MATERIAL SHOWN START

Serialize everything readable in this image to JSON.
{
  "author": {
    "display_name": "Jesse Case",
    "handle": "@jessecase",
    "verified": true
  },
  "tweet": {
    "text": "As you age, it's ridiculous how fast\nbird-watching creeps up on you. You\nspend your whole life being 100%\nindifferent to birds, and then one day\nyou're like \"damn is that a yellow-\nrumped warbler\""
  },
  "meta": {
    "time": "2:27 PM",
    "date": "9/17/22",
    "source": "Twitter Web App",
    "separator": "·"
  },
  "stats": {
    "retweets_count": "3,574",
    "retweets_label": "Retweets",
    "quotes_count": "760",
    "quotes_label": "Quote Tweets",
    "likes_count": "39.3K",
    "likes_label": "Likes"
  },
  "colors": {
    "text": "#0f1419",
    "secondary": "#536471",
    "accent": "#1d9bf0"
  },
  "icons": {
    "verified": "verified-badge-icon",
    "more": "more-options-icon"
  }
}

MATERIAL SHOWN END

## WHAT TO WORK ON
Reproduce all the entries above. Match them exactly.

## ANSWER SPACE
Serialize everything readable in this image to JSON.
{
  "author": {
    "display_name": "Jesse Case",
    "handle": "@jessecase",
    "verified": true
  },
  "tweet": {
    "text": "As you age, it's ridiculous how fast\nbird-watching creeps up on you. You\nspend your whole life being 100%\nindifferent to birds, and then one day\nyou're like \"damn is that a yellow-\nrumped warbler\""
  },
  "meta": {
    "time": "2:27 PM",
    "date": "9/17/22",
    "source": "Twitter Web App",
    "separator": "·"
  },
  "stats": {
    "retweets_count": "3,574",
    "retweets_label": "Retweets",
    "quotes_count": "760",
    "quotes_label": "Quote Tweets",
    "likes_count": "39.3K",
    "likes_label": "Likes"
  },
  "colors": {
    "text": "#0f1419",
    "secondary": "#536471",
    "accent": "#1d9bf0"
  },
  "icons": {
    "verified": "verified-badge-icon",
    "more": "more-options-icon"
  }
}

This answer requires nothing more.